Polshek Concert Hall Makes Stanford Sing

Polshek Concert Hall Makes Stanford Sing

The new Bing Concert Hall, designed by Polshek Partnership, has a stucco facade.
Courtesy Polshek Partnership

On May 11, Stanford University broke ground on a new 844-seat performing arts space that will be a key element of an emerging campus arts complex presently anchored by the Cantor Center for Visual Arts.

Designed by New York’s Polshek Partnership, the $110-million Bing Concert Hall will open in 2012 or 2013, supplanting the midcentury, functionally problematic 714-seat Dinkelspeil Auditorium as the main venue for Stanford’s Lively Arts series.
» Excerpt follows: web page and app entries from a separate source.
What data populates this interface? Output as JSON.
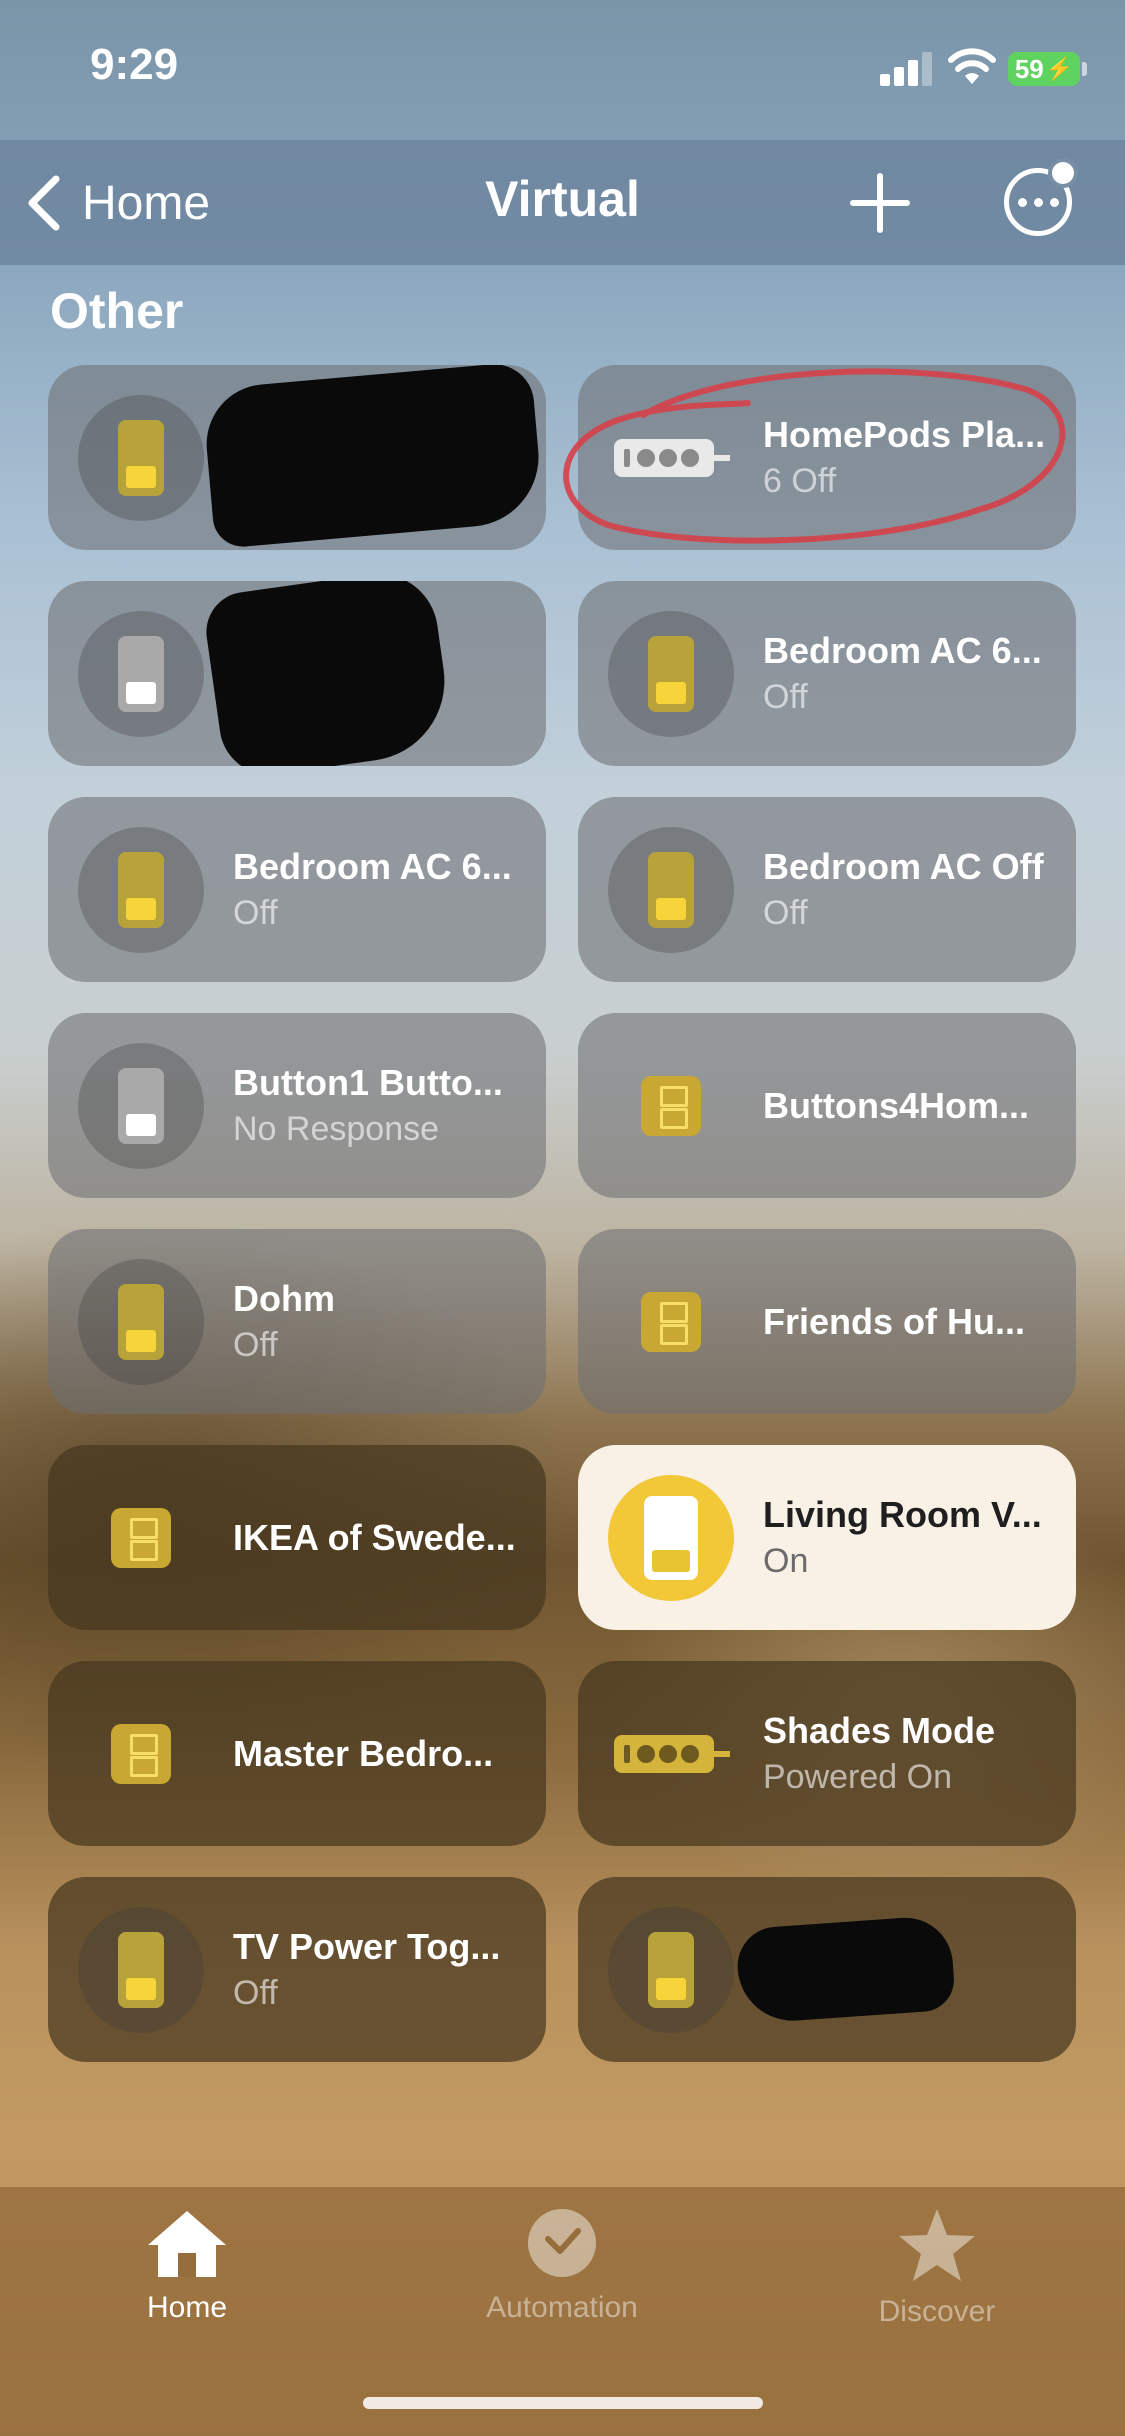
{
  "status_bar": {
    "time": "9:29",
    "battery": "59"
  },
  "nav": {
    "back_label": "Home",
    "title": "Virtual"
  },
  "section": {
    "title": "Other"
  },
  "tiles": [
    {
      "name": "",
      "status": ""
    },
    {
      "name": "HomePods Pla...",
      "status": "6 Off"
    },
    {
      "name": "",
      "status": ""
    },
    {
      "name": "Bedroom AC 6...",
      "status": "Off"
    },
    {
      "name": "Bedroom AC 6...",
      "status": "Off"
    },
    {
      "name": "Bedroom AC Off",
      "status": "Off"
    },
    {
      "name": "Button1 Butto...",
      "status": "No Response"
    },
    {
      "name": "Buttons4Hom...",
      "status": ""
    },
    {
      "name": "Dohm",
      "status": "Off"
    },
    {
      "name": "Friends of Hu...",
      "status": ""
    },
    {
      "name": "IKEA of Swede...",
      "status": ""
    },
    {
      "name": "Living Room V...",
      "status": "On"
    },
    {
      "name": "Master Bedro...",
      "status": ""
    },
    {
      "name": "Shades Mode",
      "status": "Powered On"
    },
    {
      "name": "TV Power Tog...",
      "status": "Off"
    },
    {
      "name": "",
      "status": ""
    }
  ],
  "tab_bar": {
    "tabs": [
      {
        "label": "Home",
        "icon": "house-icon",
        "active": true
      },
      {
        "label": "Automation",
        "icon": "clock-check-icon",
        "active": false
      },
      {
        "label": "Discover",
        "icon": "star-icon",
        "active": false
      }
    ]
  },
  "colors": {
    "accent_yellow": "#f2c838",
    "annotation_red": "#d6404a"
  }
}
It is a return to campus for Polshek, who in 1998 also oversaw the renovation and expansion for the Cantor.

The concert hall will be designed by Yasuhisa Toyota, who also worked on the Disney Concert Hall in LA.

Prospects for sonic excellence are good, thanks to the involvement of Nagata Associates’ Yasuhisa Toyota, the acoustician for Frank Gehry’s Walt Disney Concert Hall. Toyota worked with Polshek’s Richard Olcott, who led the project’s design. Elements of the auditorium interior bear a resemblance to Disney (albeit at a much smaller scale), such as the fragmented and tiered “vineyard” seating with beech wood–clad parapets, and the Alaskan yellow cedar stage floor.

Toyota’s design is meant to accommodate classic unamplified instruments as well as electronically assisted and pure electronic sound. The exterior, in a bow to campus context, will be a large oval drum clad in stucco, then fronted and lightened by a large glass lobby.

The lobby of the Bing, which makes the roof of the building appear to float.

Given its immense financial and intellectual resources, Stanford, which discontinued its architecture program in the 1970s, has been a surprisingly unfruitful environment for architectural excellence. Its evolving arts district should help reverse that trend.